 Are you too good for God?  You are not as good as you think!  You’ll never be good enough for God.

 Are you too bad for God?  Jesus’ death is more powerful than you think!  You can never be too bad for God.

A lesson from Haji

Haji, a practising Muslim from Zanzibar, came to stay at my place for a month a few years ago.  We had a super time sightseeing, eating, laughing, biting shopping malls (yes , I know its seems unbelievable!)  and enjoying Cape Town. Yet, often times we had to cut our trip short in order for Haji to get back to the house in time to ceremonially wash and recite the prayers.  Haji is a moral, honest, upright man who is seeking to live the best life possible to please Allah.  Haji’s worldview says, “I perform, in order to be accepted”.

 The gospel according to Jesus found in the Bible is totally opposite.  The gospel says, “I’m accepted, therefore I perform”.  We see this truth clearly in Mark 2:14 when Jesus calls a “sinner” to become a disciple.  The account reads:
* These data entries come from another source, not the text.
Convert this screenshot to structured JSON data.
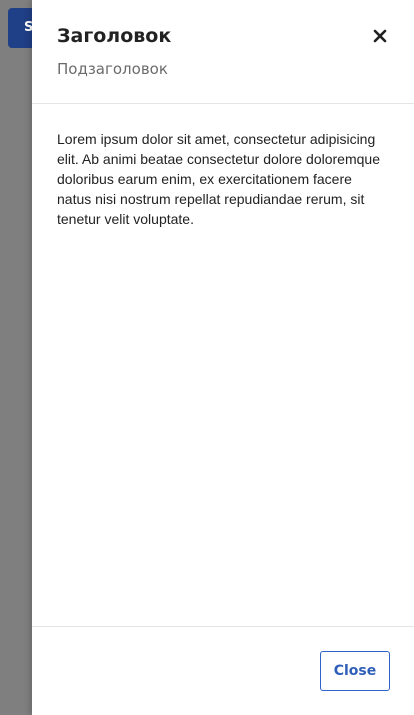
{
  "background": {
    "button_label": "Show"
  },
  "drawer": {
    "title": "Заголовок",
    "subtitle": "Подзаголовок",
    "body_text": "Lorem ipsum dolor sit amet, consectetur adipisicing elit. Ab animi beatae consectetur dolore doloremque doloribus earum enim, ex exercitationem facere natus nisi nostrum repellat repudiandae rerum, sit tenetur velit voluptate.",
    "close_icon": "close-icon",
    "footer_close_label": "Close"
  },
  "colors": {
    "backdrop": "#7f7f7f",
    "background_button": "#1f3f86",
    "accent": "#2f63c7",
    "title": "#222222",
    "subtitle": "#6b6b6b"
  }
}
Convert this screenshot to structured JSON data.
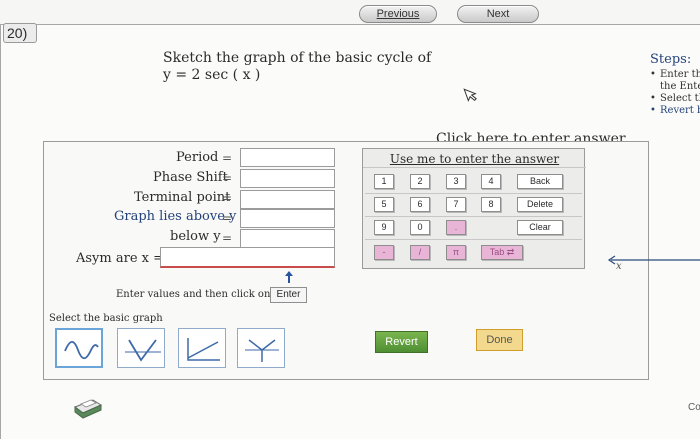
{
  "nav": {
    "previous_label": "Previous",
    "next_label": "Next"
  },
  "question": {
    "number": "20)",
    "prompt_line1": "Sketch the graph of the basic cycle of",
    "prompt_line2": "y  =  2 sec ( x )"
  },
  "link": {
    "click_here": "Click here to enter answer"
  },
  "steps": {
    "title": "Steps:",
    "items": [
      "Enter the",
      "Select th",
      "Revert b"
    ],
    "sub": "the Ente"
  },
  "form": {
    "period_label": "Period",
    "phase_label": "Phase Shift",
    "terminal_label": "Terminal point",
    "above_label": "Graph lies above y",
    "below_label": "below y",
    "asym_label": "Asym  are x  =",
    "eq": "=",
    "enter_note": "Enter values and then click on",
    "enter_arrow": "→",
    "enter_button": "Enter",
    "select_label": "Select the basic graph"
  },
  "keyboard": {
    "title": "Use me to enter the answer",
    "keys_row1": [
      "1",
      "2",
      "3",
      "4"
    ],
    "keys_row2": [
      "5",
      "6",
      "7",
      "8"
    ],
    "keys_row3": [
      "9",
      "0",
      "."
    ],
    "back": "Back",
    "delete": "Delete",
    "clear": "Clear",
    "keys_row4": [
      "-",
      "/",
      "π",
      "Tab ⇄"
    ],
    "key_colors": {
      "pink": "#e9b5d7"
    }
  },
  "buttons": {
    "revert": "Revert",
    "done": "Done"
  },
  "axis_label": "x",
  "corner_text": "Co",
  "icons": [
    "cursor-icon",
    "printer-icon",
    "sine-graph-icon",
    "v-graph-icon",
    "angle-graph-icon",
    "y-graph-icon",
    "up-arrow-icon",
    "axis-arrow-icon"
  ]
}
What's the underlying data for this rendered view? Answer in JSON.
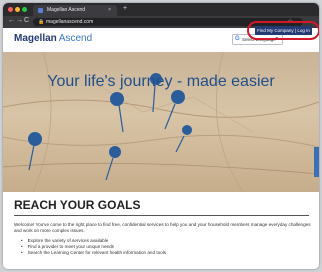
{
  "browser": {
    "tab_title": "Magellan Ascend",
    "tab_close": "×",
    "new_tab": "+",
    "url": "magellanascend.com",
    "nav_back": "←",
    "nav_forward": "→",
    "nav_reload": "C",
    "lock_icon": "🔒",
    "bookmark_icon": "☆"
  },
  "header": {
    "logo_primary": "Magellan",
    "logo_secondary": "Ascend",
    "language_icon": "G",
    "language_label": "Select Language",
    "language_caret": "▼",
    "login_label": "Find My Company | Log In"
  },
  "hero": {
    "title": "Your life's journey - made easier"
  },
  "main": {
    "heading": "REACH YOUR GOALS",
    "intro": "Welcome! You've come to the right place to find free, confidential services to help you and your household members manage everyday challenges and work on more complex issues.",
    "bullets": [
      "Explore the variety of services available",
      "Find a provider to meet your unique needs",
      "Search the Learning Center for relevant health information and tools"
    ]
  },
  "colors": {
    "brand_navy": "#233a73",
    "brand_blue": "#3a79c6",
    "highlight_ring": "#d4162c",
    "pin_blue": "#2a5d9a"
  }
}
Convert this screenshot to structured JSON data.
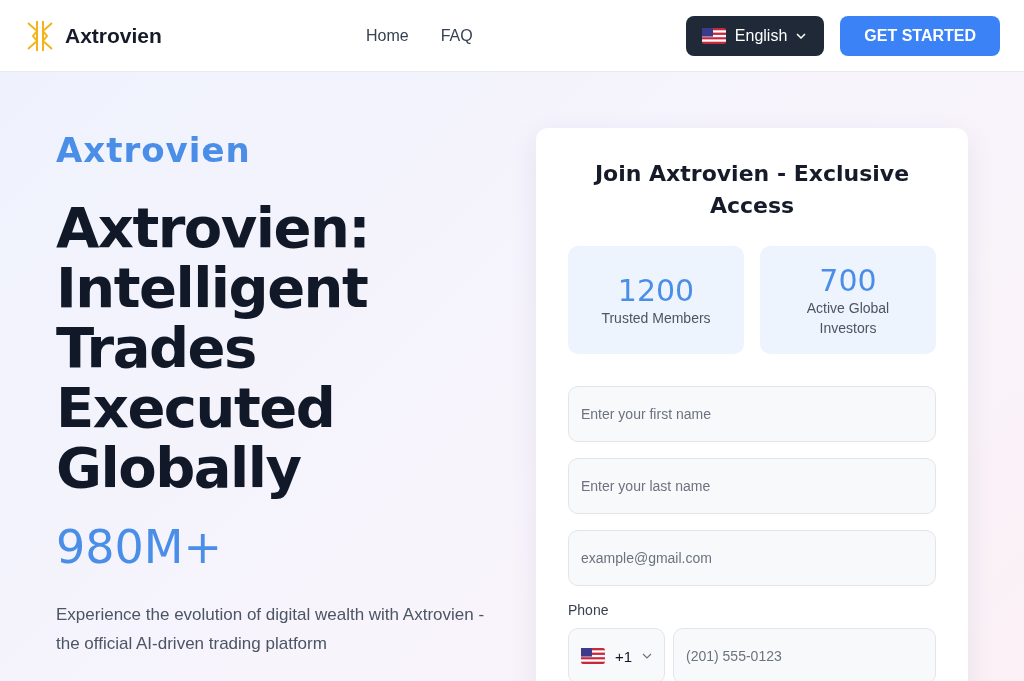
{
  "header": {
    "brand": "Axtrovien",
    "nav": [
      {
        "label": "Home"
      },
      {
        "label": "FAQ"
      }
    ],
    "language": {
      "label": "English"
    },
    "cta": "GET STARTED"
  },
  "hero": {
    "eyebrow": "Axtrovien",
    "headline": "Axtrovien: Intelligent Trades Executed Globally",
    "stat": "980M+",
    "description": "Experience the evolution of digital wealth with Axtrovien - the official AI-driven trading platform"
  },
  "form": {
    "title": "Join Axtrovien - Exclusive Access",
    "stats": [
      {
        "value": "1200",
        "label": "Trusted Members"
      },
      {
        "value": "700",
        "label": "Active Global Investors"
      }
    ],
    "fields": [
      {
        "placeholder": "Enter your first name"
      },
      {
        "placeholder": "Enter your last name"
      },
      {
        "placeholder": "example@gmail.com"
      }
    ],
    "phone": {
      "label": "Phone",
      "code": "+1",
      "placeholder": "(201) 555-0123"
    }
  }
}
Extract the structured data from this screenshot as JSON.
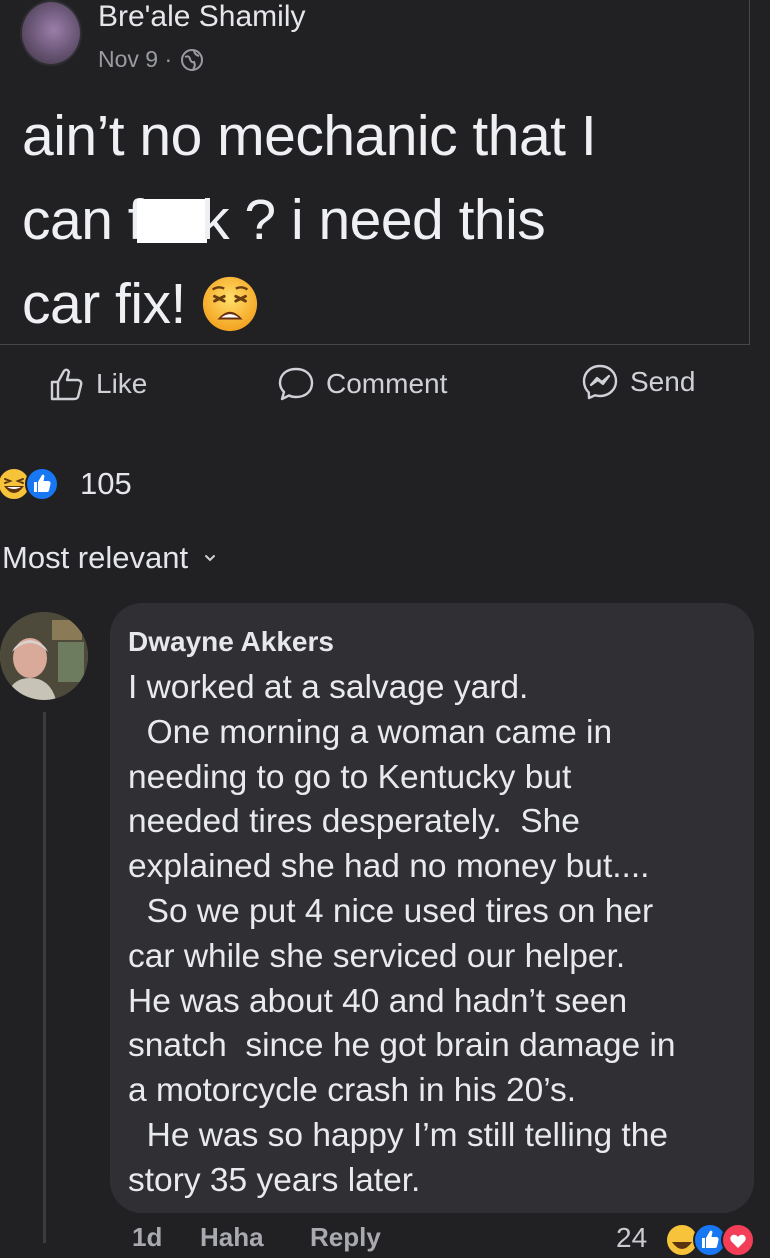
{
  "post": {
    "author": "Bre'ale Shamily",
    "date": "Nov 9 ·",
    "privacy_icon": "globe-icon",
    "line1": "ain’t no mechanic that I",
    "line2_before": "can f",
    "line2_after": "k ? i need this",
    "line3": "car fix!",
    "emoji": "weary-face-emoji"
  },
  "actions": {
    "like_label": "Like",
    "comment_label": "Comment",
    "send_label": "Send"
  },
  "reactions": {
    "icons": [
      "haha-icon",
      "like-icon"
    ],
    "count": "105"
  },
  "sort": {
    "label": "Most relevant"
  },
  "comment": {
    "author": "Dwayne Akkers",
    "text": "I worked at a salvage yard.\n  One morning a woman came in\nneeding to go to Kentucky but\nneeded tires desperately.  She\nexplained she had no money but....\n  So we put 4 nice used tires on her\ncar while she serviced our helper.\nHe was about 40 and hadn’t seen\nsnatch  since he got brain damage in\na motorcycle crash in his 20’s.\n  He was so happy I’m still telling the\nstory 35 years later.",
    "footer": {
      "time": "1d",
      "haha_label": "Haha",
      "reply_label": "Reply",
      "reaction_count": "24",
      "reaction_icons": [
        "haha-icon",
        "like-icon",
        "love-icon"
      ]
    }
  },
  "colors": {
    "background": "#212124",
    "bubble": "#303034",
    "like_blue": "#1877f2",
    "haha_yellow": "#f7c33a",
    "love_red": "#f33e58"
  }
}
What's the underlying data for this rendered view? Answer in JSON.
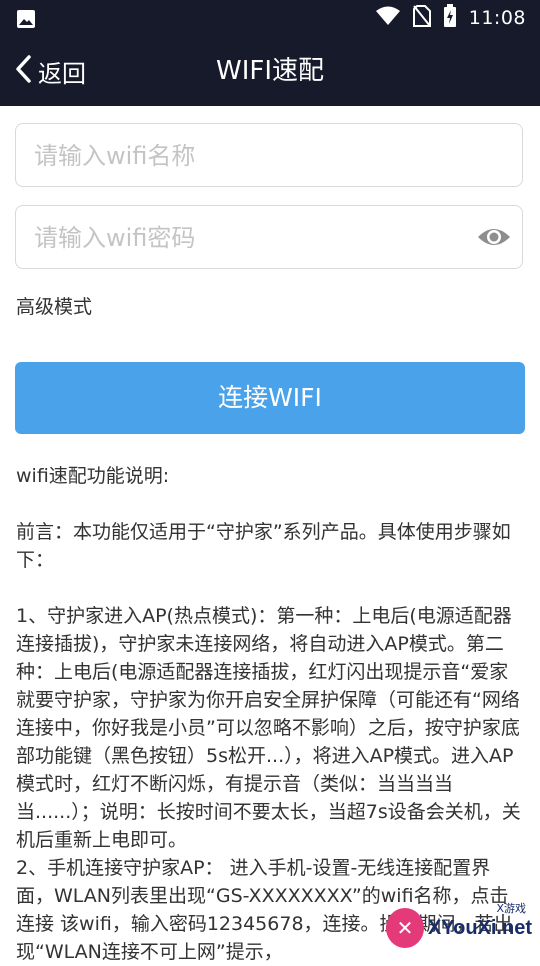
{
  "status_bar": {
    "time": "11:08",
    "icons": [
      "image-icon",
      "wifi-icon",
      "no-sim-icon",
      "battery-charging-icon"
    ]
  },
  "nav": {
    "back_label": "返回",
    "title": "WIFI速配"
  },
  "form": {
    "ssid_placeholder": "请输入wifi名称",
    "password_placeholder": "请输入wifi密码",
    "advanced_label": "高级模式",
    "connect_label": "连接WIFI"
  },
  "description": {
    "heading": "wifi速配功能说明:",
    "intro": "前言：本功能仅适用于“守护家”系列产品。具体使用步骤如下：",
    "step1": "1、守护家进入AP(热点模式)：第一种：上电后(电源适配器连接插拔)，守护家未连接网络，将自动进入AP模式。第二种：上电后(电源适配器连接插拔，红灯闪出现提示音“爱家就要守护家，守护家为你开启安全屏护保障（可能还有“网络连接中，你好我是小员”可以忽略不影响）之后，按守护家底部功能键（黑色按钮）5s松开...），将进入AP模式。进入AP模式时，红灯不断闪烁，有提示音（类似：当当当当当......）；说明：长按时间不要太长，当超7s设备会关机，关机后重新上电即可。",
    "step2": "2、手机连接守护家AP： 进入手机-设置-无线连接配置界面，WLAN列表里出现“GS-XXXXXXXX”的wifi名称，点击连接 该wifi，输入密码12345678，连接。操作期间，若出现“WLAN连接不可上网”提示，"
  },
  "watermark": {
    "text": "XYouXi.net",
    "small": "X游戏"
  },
  "colors": {
    "bar_bg": "#161a2b",
    "button_bg": "#4aa3ea"
  }
}
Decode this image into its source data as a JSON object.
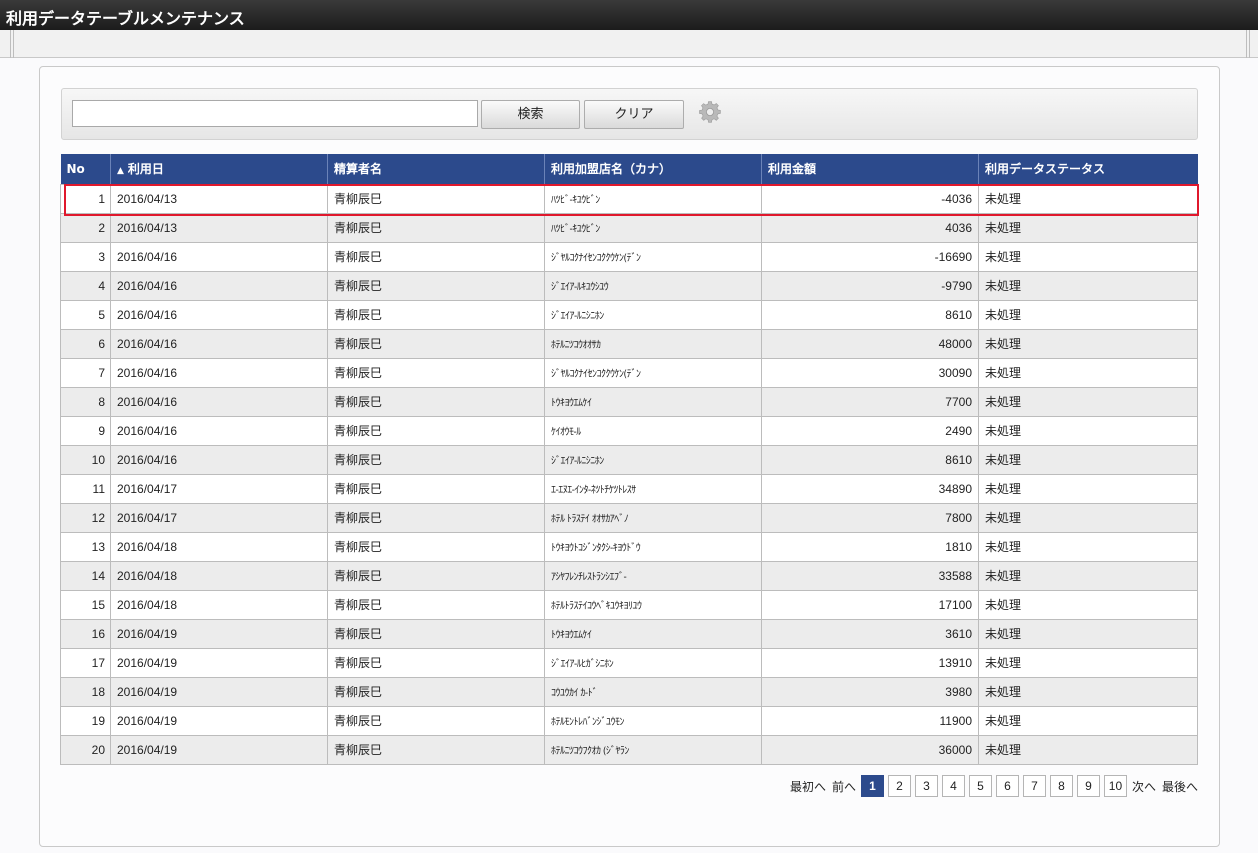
{
  "app": {
    "title": "利用データテーブルメンテナンス"
  },
  "search": {
    "value": "",
    "placeholder": "",
    "search_label": "検索",
    "clear_label": "クリア",
    "settings_icon": "gear-icon"
  },
  "table": {
    "columns": {
      "no": "No",
      "date": "利用日",
      "payer": "精算者名",
      "shop": "利用加盟店名（カナ）",
      "amount": "利用金額",
      "status": "利用データステータス"
    },
    "sort": {
      "column": "date",
      "direction": "asc",
      "indicator": "▲"
    },
    "rows": [
      {
        "no": "1",
        "date": "2016/04/13",
        "payer": "青柳辰巳",
        "shop": "ﾊﾂﾋﾞ-ｷﾕｳﾋﾞﾝ",
        "amount": "-4036",
        "status": "未処理"
      },
      {
        "no": "2",
        "date": "2016/04/13",
        "payer": "青柳辰巳",
        "shop": "ﾊﾂﾋﾞ-ｷﾕｳﾋﾞﾝ",
        "amount": "4036",
        "status": "未処理"
      },
      {
        "no": "3",
        "date": "2016/04/16",
        "payer": "青柳辰巳",
        "shop": "ｼﾞﾔﾙｺｸﾅｲｾﾝｺｸｸｳｹﾝ(ﾃﾞﾝ",
        "amount": "-16690",
        "status": "未処理"
      },
      {
        "no": "4",
        "date": "2016/04/16",
        "payer": "青柳辰巳",
        "shop": "ｼﾞｴｲｱ-ﾙｷﾕｳｼﾕｳ",
        "amount": "-9790",
        "status": "未処理"
      },
      {
        "no": "5",
        "date": "2016/04/16",
        "payer": "青柳辰巳",
        "shop": "ｼﾞｴｲｱ-ﾙﾆｼﾆﾎﾝ",
        "amount": "8610",
        "status": "未処理"
      },
      {
        "no": "6",
        "date": "2016/04/16",
        "payer": "青柳辰巳",
        "shop": "ﾎﾃﾙﾆﾂｺｳｵｵｻｶ",
        "amount": "48000",
        "status": "未処理"
      },
      {
        "no": "7",
        "date": "2016/04/16",
        "payer": "青柳辰巳",
        "shop": "ｼﾞﾔﾙｺｸﾅｲｾﾝｺｸｸｳｹﾝ(ﾃﾞﾝ",
        "amount": "30090",
        "status": "未処理"
      },
      {
        "no": "8",
        "date": "2016/04/16",
        "payer": "青柳辰巳",
        "shop": "ﾄｳｷﾖｳｴﾑｹｲ",
        "amount": "7700",
        "status": "未処理"
      },
      {
        "no": "9",
        "date": "2016/04/16",
        "payer": "青柳辰巳",
        "shop": "ｹｲｵｳﾓ-ﾙ",
        "amount": "2490",
        "status": "未処理"
      },
      {
        "no": "10",
        "date": "2016/04/16",
        "payer": "青柳辰巳",
        "shop": "ｼﾞｴｲｱ-ﾙﾆｼﾆﾎﾝ",
        "amount": "8610",
        "status": "未処理"
      },
      {
        "no": "11",
        "date": "2016/04/17",
        "payer": "青柳辰巳",
        "shop": "ｴ-ｴﾇｴ-ｲﾝﾀ-ﾈﾂﾄﾁｹﾂﾄﾚｽｻ",
        "amount": "34890",
        "status": "未処理"
      },
      {
        "no": "12",
        "date": "2016/04/17",
        "payer": "青柳辰巳",
        "shop": "ﾎﾃﾙ ﾄﾗｽﾃｲ ｵｵｻｶｱﾍﾞﾉ",
        "amount": "7800",
        "status": "未処理"
      },
      {
        "no": "13",
        "date": "2016/04/18",
        "payer": "青柳辰巳",
        "shop": "ﾄｳｷﾖｳﾄｺｼﾞﾝﾀｸｼ-ｷﾖｳﾄﾞｳ",
        "amount": "1810",
        "status": "未処理"
      },
      {
        "no": "14",
        "date": "2016/04/18",
        "payer": "青柳辰巳",
        "shop": "ｱｼﾔﾌﾚﾝﾁﾚｽﾄﾗﾝｼｴﾌﾞ-",
        "amount": "33588",
        "status": "未処理"
      },
      {
        "no": "15",
        "date": "2016/04/18",
        "payer": "青柳辰巳",
        "shop": "ﾎﾃﾙﾄﾗｽﾃｲｺｳﾍﾞｷﾕｳｷﾖﾘﾕｳ",
        "amount": "17100",
        "status": "未処理"
      },
      {
        "no": "16",
        "date": "2016/04/19",
        "payer": "青柳辰巳",
        "shop": "ﾄｳｷﾖｳｴﾑｹｲ",
        "amount": "3610",
        "status": "未処理"
      },
      {
        "no": "17",
        "date": "2016/04/19",
        "payer": "青柳辰巳",
        "shop": "ｼﾞｴｲｱ-ﾙﾋｶﾞｼﾆﾎﾝ",
        "amount": "13910",
        "status": "未処理"
      },
      {
        "no": "18",
        "date": "2016/04/19",
        "payer": "青柳辰巳",
        "shop": "ｺｳﾕｳｶｲ ｶ-ﾄﾞ",
        "amount": "3980",
        "status": "未処理"
      },
      {
        "no": "19",
        "date": "2016/04/19",
        "payer": "青柳辰巳",
        "shop": "ﾎﾃﾙﾓﾝﾄﾚﾊﾞﾝｼﾞﾕｳﾓﾝ",
        "amount": "11900",
        "status": "未処理"
      },
      {
        "no": "20",
        "date": "2016/04/19",
        "payer": "青柳辰巳",
        "shop": "ﾎﾃﾙﾆﾂｺｳﾌｸｵｶ (ｼﾞﾔﾗﾝ",
        "amount": "36000",
        "status": "未処理"
      }
    ],
    "selected_row": "1"
  },
  "pager": {
    "first_label": "最初へ",
    "prev_label": "前へ",
    "next_label": "次へ",
    "last_label": "最後へ",
    "pages": [
      "1",
      "2",
      "3",
      "4",
      "5",
      "6",
      "7",
      "8",
      "9",
      "10"
    ],
    "current": "1"
  },
  "colors": {
    "header": "#2c4a8c",
    "highlight": "#e0182c",
    "titlebar": "#1c1c1c"
  }
}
As he (Jesus) walked along, he saw Levi son of Alphaeus sitting at the tax collector’s booth. “Follow me,” Jesus told him, and Levi got up and followed him.

 Levi was a Jew who worked for the revenue service of the Romans.  We as ostracized hated and excluded.  He was not good, nor religious, nor upright.  Yet Jesus calls him to follow.  Levi followed.  He became known as Matthew and had a profound influence on generations of Christians through the book he authored (The Gospel of Matthew). He was accepted by Jesus, therefore he performed and obeyed and changed. 

 Haji’s religion (and all religion) says “You need to perform to be accepted”.  The Bible tells us to admit we can never perform enough to be accepted by God, but rather to confess our wrongs and sins, and to accept what Jesus has done for us.

 Do you constantly feel guilty that you are never performing quite enough?  Not praying enough? Not witnessing enough? Not working enough? Not preaching enough?  Perhaps you need to remind yourself of the gospel of Jesus.